The Pilgrimage of Grace was an uprising in York in October 1536 headed by Robert Aske, a lawyer, protesting the Crown’s break with Rome and the dissolution of the monasteries. There are many factors that contribute to the pilgrimage of grace such as religion, social and economy, and politics.
In the Lincoln and Pontefract articles of 1536 many articles clearly held religious meaning, suggesting that the Pilgrimage was caused by religious factors. For example in the Lincoln Articles it states that the rebels wanted “an end to suppression of religious houses” and “bishops in England do not have… the faith of Christ”. Furthermore in the Pontefract Articles, it is said that the rebels wanted “the Pope as the Supreme Head of the Church of England”, “to end the heresies within this realm.” This shows that the Pilgrimage was a reaction from the peasants after the Break with Rome. Moreover the rebels marched behind the Five Wounds of Christ, showing that the peasants were heavily influenced by religion. Also, in the 16th century religion held communities together as people prayed and paid for the rituals of the Church, so the dissolution would have affected this. Historian Geoffrey Elton says that the uprising was religious and associated with Catherine of Aragon. The Pilgrimage, which was planned in advance, wanted to overturn the faction that made Catherine of Aragon’s marriage illegitimate. This can be supported as Lord Darcy and Hussey were involved in the revolt and they were both fans of Catherine. As there was support from the higher members of society and classes were brought together by religion it is fair to say that the Pilgrimage of Grace was caused by religious factors.

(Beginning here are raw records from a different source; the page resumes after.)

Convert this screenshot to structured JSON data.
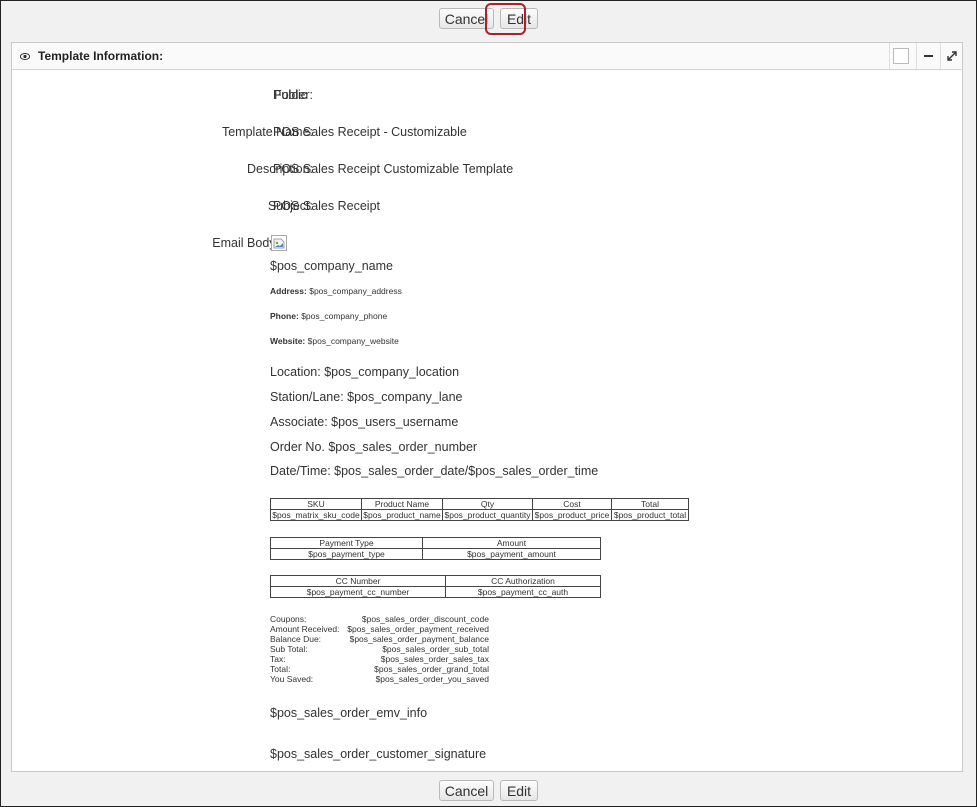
{
  "buttons": {
    "cancel": "Cancel",
    "edit": "Edit"
  },
  "panel": {
    "title": "Template Information:"
  },
  "fields": {
    "folder": {
      "label": "Folder:",
      "value": "Public"
    },
    "template_name": {
      "label": "Template Name:",
      "value": "POS Sales Receipt - Customizable"
    },
    "description": {
      "label": "Description:",
      "value": "POS Sales Receipt Customizable Template"
    },
    "subject": {
      "label": "Subject:",
      "value": "POS Sales Receipt"
    },
    "email_body": {
      "label": "Email Body:"
    }
  },
  "body": {
    "company_name": "$pos_company_name",
    "address_label": "Address:",
    "address_value": "$pos_company_address",
    "phone_label": "Phone:",
    "phone_value": "$pos_company_phone",
    "website_label": "Website:",
    "website_value": "$pos_company_website",
    "location": "Location: $pos_company_location",
    "station": "Station/Lane: $pos_company_lane",
    "associate": "Associate: $pos_users_username",
    "order_no": "Order No. $pos_sales_order_number",
    "datetime": "Date/Time: $pos_sales_order_date/$pos_sales_order_time",
    "items_table": {
      "headers": [
        "SKU",
        "Product Name",
        "Qty",
        "Cost",
        "Total"
      ],
      "row": [
        "$pos_matrix_sku_code",
        "$pos_product_name",
        "$pos_product_quantity",
        "$pos_product_price",
        "$pos_product_total"
      ]
    },
    "payment_table": {
      "headers": [
        "Payment Type",
        "Amount"
      ],
      "row": [
        "$pos_payment_type",
        "$pos_payment_amount"
      ]
    },
    "cc_table": {
      "headers": [
        "CC Number",
        "CC Authorization"
      ],
      "row": [
        "$pos_payment_cc_number",
        "$pos_payment_cc_auth"
      ]
    },
    "totals": [
      {
        "label": "Coupons:",
        "value": "$pos_sales_order_discount_code"
      },
      {
        "label": "Amount Received:",
        "value": "$pos_sales_order_payment_received"
      },
      {
        "label": "Balance Due:",
        "value": "$pos_sales_order_payment_balance"
      },
      {
        "label": "Sub Total:",
        "value": "$pos_sales_order_sub_total"
      },
      {
        "label": "Tax:",
        "value": "$pos_sales_order_sales_tax"
      },
      {
        "label": "Total:",
        "value": "$pos_sales_order_grand_total"
      },
      {
        "label": "You Saved:",
        "value": "$pos_sales_order_you_saved"
      }
    ],
    "emv_info": "$pos_sales_order_emv_info",
    "customer_signature": "$pos_sales_order_customer_signature"
  },
  "icons": {
    "eye": "eye-icon",
    "restore": "square-icon",
    "minimize": "minus-icon",
    "expand": "expand-icon",
    "broken_image": "broken-image-icon"
  },
  "colors": {
    "highlight": "#a8222a",
    "panel_bg": "#ffffff",
    "page_bg": "#f1f1f1"
  }
}
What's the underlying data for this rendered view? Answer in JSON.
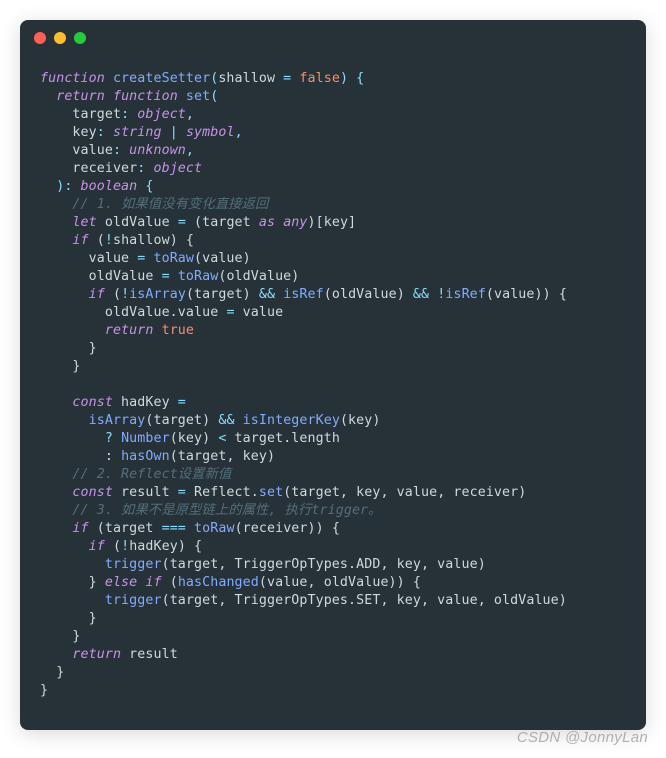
{
  "window": {
    "dots": [
      "red",
      "yellow",
      "green"
    ]
  },
  "code": {
    "l1": {
      "a": "function",
      "b": " ",
      "c": "createSetter",
      "d": "(",
      "e": "shallow",
      "f": " = ",
      "g": "false",
      "h": ") {"
    },
    "l2": {
      "a": "  ",
      "b": "return",
      "c": " ",
      "d": "function",
      "e": " ",
      "f": "set",
      "g": "("
    },
    "l3": {
      "a": "    ",
      "b": "target",
      "c": ": ",
      "d": "object",
      "e": ","
    },
    "l4": {
      "a": "    ",
      "b": "key",
      "c": ": ",
      "d": "string",
      "e": " | ",
      "f": "symbol",
      "g": ","
    },
    "l5": {
      "a": "    ",
      "b": "value",
      "c": ": ",
      "d": "unknown",
      "e": ","
    },
    "l6": {
      "a": "    ",
      "b": "receiver",
      "c": ": ",
      "d": "object"
    },
    "l7": {
      "a": "  ): ",
      "b": "boolean",
      "c": " {"
    },
    "l8": {
      "a": "    ",
      "b": "// 1. 如果值没有变化直接返回"
    },
    "l9": {
      "a": "    ",
      "b": "let",
      "c": " oldValue ",
      "d": "=",
      "e": " (target ",
      "f": "as",
      "g": " ",
      "h": "any",
      "i": ")[key]"
    },
    "l10": {
      "a": "    ",
      "b": "if",
      "c": " (",
      "d": "!",
      "e": "shallow) {"
    },
    "l11": {
      "a": "      value ",
      "b": "=",
      "c": " ",
      "d": "toRaw",
      "e": "(value)"
    },
    "l12": {
      "a": "      oldValue ",
      "b": "=",
      "c": " ",
      "d": "toRaw",
      "e": "(oldValue)"
    },
    "l13": {
      "a": "      ",
      "b": "if",
      "c": " (",
      "d": "!",
      "e": "isArray",
      "f": "(target) ",
      "g": "&&",
      "h": " ",
      "i": "isRef",
      "j": "(oldValue) ",
      "k": "&&",
      "l": " ",
      "m": "!",
      "n": "isRef",
      "o": "(value)) {"
    },
    "l14": {
      "a": "        oldValue.value ",
      "b": "=",
      "c": " value"
    },
    "l15": {
      "a": "        ",
      "b": "return",
      "c": " ",
      "d": "true"
    },
    "l16": {
      "a": "      }"
    },
    "l17": {
      "a": "    }"
    },
    "l18": {
      "a": ""
    },
    "l19": {
      "a": "    ",
      "b": "const",
      "c": " hadKey ",
      "d": "="
    },
    "l20": {
      "a": "      ",
      "b": "isArray",
      "c": "(target) ",
      "d": "&&",
      "e": " ",
      "f": "isIntegerKey",
      "g": "(key)"
    },
    "l21": {
      "a": "        ",
      "b": "?",
      "c": " ",
      "d": "Number",
      "e": "(key) ",
      "f": "<",
      "g": " target.length"
    },
    "l22": {
      "a": "        : ",
      "b": "hasOwn",
      "c": "(target, key)"
    },
    "l23": {
      "a": "    ",
      "b": "// 2. Reflect设置新值"
    },
    "l24": {
      "a": "    ",
      "b": "const",
      "c": " result ",
      "d": "=",
      "e": " Reflect.",
      "f": "set",
      "g": "(target, key, value, receiver)"
    },
    "l25": {
      "a": "    ",
      "b": "// 3. 如果不是原型链上的属性, 执行trigger。"
    },
    "l26": {
      "a": "    ",
      "b": "if",
      "c": " (target ",
      "d": "===",
      "e": " ",
      "f": "toRaw",
      "g": "(receiver)) {"
    },
    "l27": {
      "a": "      ",
      "b": "if",
      "c": " (",
      "d": "!",
      "e": "hadKey) {"
    },
    "l28": {
      "a": "        ",
      "b": "trigger",
      "c": "(target, TriggerOpTypes.ADD, key, value)"
    },
    "l29": {
      "a": "      } ",
      "b": "else",
      "c": " ",
      "d": "if",
      "e": " (",
      "f": "hasChanged",
      "g": "(value, oldValue)) {"
    },
    "l30": {
      "a": "        ",
      "b": "trigger",
      "c": "(target, TriggerOpTypes.SET, key, value, oldValue)"
    },
    "l31": {
      "a": "      }"
    },
    "l32": {
      "a": "    }"
    },
    "l33": {
      "a": "    ",
      "b": "return",
      "c": " result"
    },
    "l34": {
      "a": "  }"
    },
    "l35": {
      "a": "}"
    }
  },
  "watermark": "CSDN @JonnyLan"
}
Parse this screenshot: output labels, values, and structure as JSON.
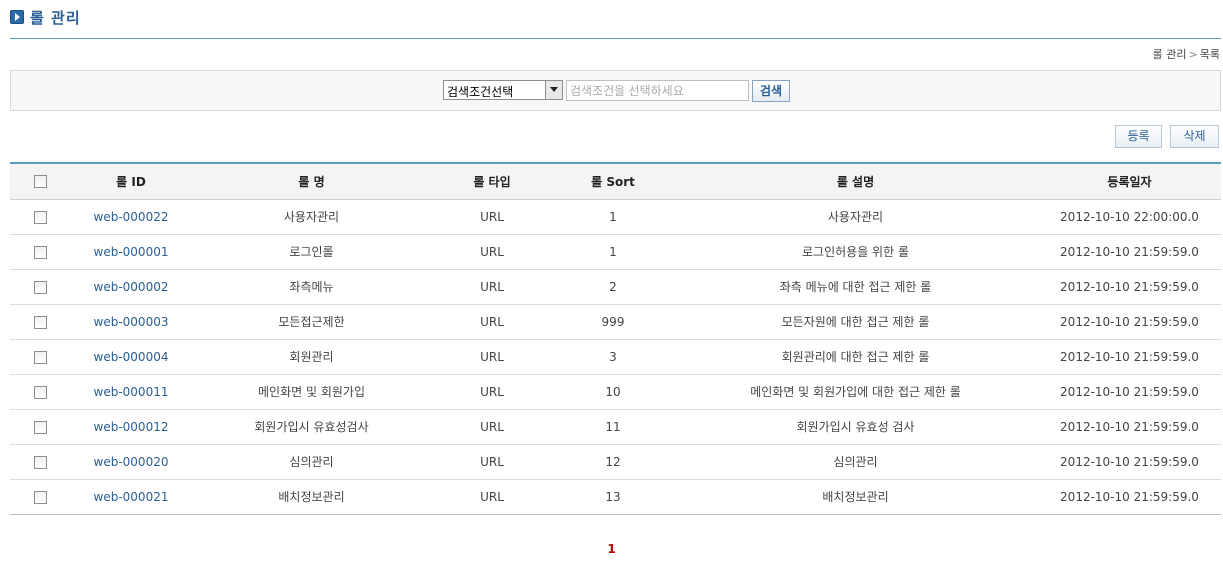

Although religious factors contribute to the Pilgrimage of Grace there were many other factors that also contributed, such as the social and economic affects. The monasteries that were being shut down usually provided education, food for the poor and some medical services meaning that people’s wellbeing and livelihood was being threatened and this was enough for the community to act against the government. In 1535 and 1536 the price of food rose due to poor crops and the lack of access to benefits led to riots such as the one at Settle in 1535. Furthermore, in the Pontefract articles it is stated the common people wanted an end to enclosures. The increase in tax on farmers also affected the people’s wellbeing, giving them reason to rebel. Historian Steven Gunn expressed the view that leaders in society were more important that the parish clergy therefore coming to the conclusion that the social and economic factors that caused the Pilgrimage of Grace are more important than those that are religious. The trouble in economy and the loss of public services were definitely significant factors